Fortuny dress (Delphos, 1907) and cape (Cnosos, 1906) exhibited at the Museo del Traje in 2010 as part of a Fortuny exhibition.

Fortuny Delphos, 1907 with a Knossos scarf

Further inspired by his admiration of Wagner, Fortuny went on to design for the theatre. His work with Wagner led him to create the Knossos scarf/cape. Rectangular in shape, it was made of silk with geometric motifs inspired by Cycladic art. For internal decoration he created the elegant Fortuny’s lamps, which diffused subtle light through opalescent silk shades, stretched over delicate wire form. The silk was hand-painted with gold motifs inspired by Oriental art and as a finishing touch, the lamps were decorated with glass beads and silk cording.
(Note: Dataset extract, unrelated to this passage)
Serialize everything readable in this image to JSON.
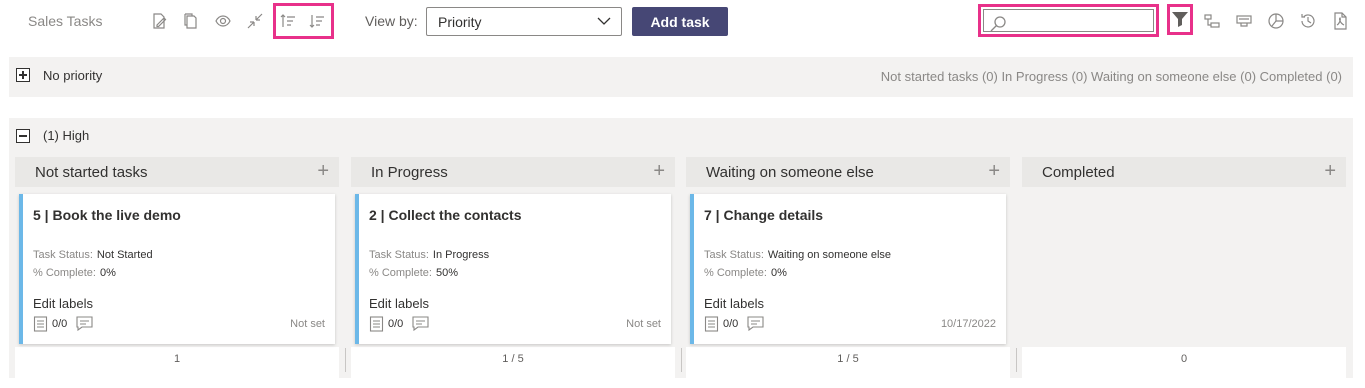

The Delphos was not the only dress by which Fortuny is known. His love of art led him to create sumptuous printed velvets based on the designs of medieval textiles of 15th century Florence, 17th century Venice, and Ottoman and Persian styles. These prints, stencilled with wooden blocks, remain some of the most prized of all 20th century couture collections and can be found in museums and private collections around the world.

Fortuny Velvet jacket

Hand printed velvet jacket

Fortuny Velvet 2

Hand printed velvet jacket

 

 

 

Mariano Fortuny did not set out to be a couturier but it was his love of textiles and a life dedicated to art and that made his designs masterpieces in their own right. He was influenced by new styles and designs in textiles and fashion, by the new aesthetic and functional concepts promoted by reformers of the new applied arts, such as English designer William Morris or painter E. Burne-Jones, and by their theories on a modern style freed from the restraints of convention. He is buried in the Verano Cemetary in Rome.

Lily James wears Fortuny

Lily James wears an original Fortuny jacket in the final season of Downton Abbey.

Excerpt from The Embroiderer Chapter Four.

As the last model left the room, Sophia herself stepped out to a standing ovation. It was genuine applause that literally swept her off her feet and she breathed a sigh of relief. Dressed to perfection herself, her curvaceous figure was wrapped in a finely pleated, pale turquoise silk dress over which she wore a long robe in shades of lapis edged in silver. On her feet, she wore a pair of turquoise velvet slippers made by her grandmother. Discreetly embroidered at the back was a tiny crimson silk tulip. In her long black hair, she had carefully positioned a damask rose. At least one male guest was heard to say, “A more beautiful spectacle was never presented to my eyes.” Thanking everyone present, Sophia conceded that this collection would not have been possible without the high quality of bespoke embroidery produced by Dimitra, Photeini, and their artistic and highly skilled team of embroiderers in Smyrna.  

Buy The Embroiderer

The Embroiderer
The Embroiderer is a beautifully written novel spanning the 19th and 20th centuries, set against the backdrop of the Greek War of Independence. It was published on 5th November 2014 and is available to buy in paperback and as an ebook.

http://www.amazon.com/s/ref=nb_sb_noss_2?url=search-alias%3Dstripbooks&field-keywords=The+Embroiderer+